And its particular affect, it was with hair wings because you don’t have that bump or clef in front of the wing and this makes a gradual taper and makes a lot easier when you wrap the hackle that you don’t fall off that cliff that’s created because of the bulk of the hair wing. Now, take one hackle. As far as which way I put the hackles, I have experimented with this for a long time and I'm not convinced that any particular method is more effective than another but in general, I’ll have one facing conclave side facing the other conclave side.

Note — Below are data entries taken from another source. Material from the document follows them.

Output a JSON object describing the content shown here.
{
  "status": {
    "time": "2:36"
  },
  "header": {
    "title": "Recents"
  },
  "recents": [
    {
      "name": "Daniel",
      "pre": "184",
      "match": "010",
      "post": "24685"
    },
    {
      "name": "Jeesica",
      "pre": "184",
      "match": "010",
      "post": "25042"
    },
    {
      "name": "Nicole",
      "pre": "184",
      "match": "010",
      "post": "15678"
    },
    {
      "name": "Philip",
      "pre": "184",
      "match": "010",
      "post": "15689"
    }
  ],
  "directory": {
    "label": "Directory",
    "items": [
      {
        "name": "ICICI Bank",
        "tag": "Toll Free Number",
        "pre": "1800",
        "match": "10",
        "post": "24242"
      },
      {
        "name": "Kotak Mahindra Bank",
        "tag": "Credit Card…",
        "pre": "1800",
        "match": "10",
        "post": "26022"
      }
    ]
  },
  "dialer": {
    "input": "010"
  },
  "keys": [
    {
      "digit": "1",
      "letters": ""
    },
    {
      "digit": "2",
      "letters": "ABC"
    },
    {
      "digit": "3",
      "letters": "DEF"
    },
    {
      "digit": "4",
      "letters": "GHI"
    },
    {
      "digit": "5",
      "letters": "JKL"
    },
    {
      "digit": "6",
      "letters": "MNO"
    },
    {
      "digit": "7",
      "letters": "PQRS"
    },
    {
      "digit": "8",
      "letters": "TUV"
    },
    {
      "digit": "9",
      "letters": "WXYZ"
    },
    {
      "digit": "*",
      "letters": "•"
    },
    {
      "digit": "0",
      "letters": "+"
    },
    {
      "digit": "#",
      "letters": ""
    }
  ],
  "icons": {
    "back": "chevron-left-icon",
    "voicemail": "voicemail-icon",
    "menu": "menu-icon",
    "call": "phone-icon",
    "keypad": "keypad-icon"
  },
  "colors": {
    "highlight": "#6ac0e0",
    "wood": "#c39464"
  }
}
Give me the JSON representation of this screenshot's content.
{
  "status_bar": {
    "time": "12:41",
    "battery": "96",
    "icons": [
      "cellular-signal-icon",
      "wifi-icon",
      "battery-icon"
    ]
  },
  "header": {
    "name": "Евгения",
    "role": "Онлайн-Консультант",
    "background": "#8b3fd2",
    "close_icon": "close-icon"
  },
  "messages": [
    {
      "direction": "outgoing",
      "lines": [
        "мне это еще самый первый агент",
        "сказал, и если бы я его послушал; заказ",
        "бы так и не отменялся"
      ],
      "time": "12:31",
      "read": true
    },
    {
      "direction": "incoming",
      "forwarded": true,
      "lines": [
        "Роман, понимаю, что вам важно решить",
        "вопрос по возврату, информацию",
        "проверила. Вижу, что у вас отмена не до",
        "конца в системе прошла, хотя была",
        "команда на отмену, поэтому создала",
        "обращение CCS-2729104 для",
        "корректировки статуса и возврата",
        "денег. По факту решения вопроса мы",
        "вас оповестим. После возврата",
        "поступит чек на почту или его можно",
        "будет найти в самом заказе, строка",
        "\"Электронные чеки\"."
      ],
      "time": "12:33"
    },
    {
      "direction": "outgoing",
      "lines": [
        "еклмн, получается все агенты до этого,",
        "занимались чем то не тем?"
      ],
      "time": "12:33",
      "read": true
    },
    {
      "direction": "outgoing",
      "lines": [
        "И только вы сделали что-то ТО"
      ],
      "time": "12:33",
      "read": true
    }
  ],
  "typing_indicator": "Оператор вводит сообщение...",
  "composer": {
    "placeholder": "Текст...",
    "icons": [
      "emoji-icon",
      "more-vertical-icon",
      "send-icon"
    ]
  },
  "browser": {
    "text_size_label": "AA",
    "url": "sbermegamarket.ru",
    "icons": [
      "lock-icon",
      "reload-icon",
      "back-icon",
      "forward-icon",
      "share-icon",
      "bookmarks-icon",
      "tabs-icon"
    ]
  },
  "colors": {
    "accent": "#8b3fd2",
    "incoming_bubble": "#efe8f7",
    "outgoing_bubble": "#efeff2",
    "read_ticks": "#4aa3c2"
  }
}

Next three, wraps behind in three wraps infront if you can get that hang on there and usually you’ve been using this one of a shank. You have a little more room to work. Sometimes, you’d make three in back and two in front depending on the hook you’re using and you just have to experiment a little bit with that. My rule is try to get as many wraps of hackle a lot as possible without messing up the fly, which again I add to the buoyancy factor. We want to make this fly flow—well as we can. I'm using this hackle pliers which I find work a lot better than the traditional type that I use for many years until this came on the market. I find that these are very very effective, easy to use and they don’t tend to break your hackle quite as easily as you might with the traditional type of hackle plier, last hackle. Okay and you don’t have to use three. Makes a lot push here and then you have to wiggle the hackle a little bit as go through so you don’t mat down any of those that you’ve already got wrapped on the shank of the hook. Okay. Tie that off, couple of wraps, build your head, build up the tape from this little taper head and whip finish. As far as using head cement, I have gotten away from using head cement on my dry flies or any flies that I whip finish with the exception of some shell flies, steelhead flies and so forth because I find that most of the time, the head cement ends up somehow working—the eye of the hook. And when you’re on the stream, you don’t need that getting in your way. And if the fly is properly whip finished, there’s no reason to use the head cement, but if you’re—want to continue using it and you have a rotary device, turn it up side down so then when you put the head cement on, it tends to run down into the hackle. It doesn’t go into the eye of the hook.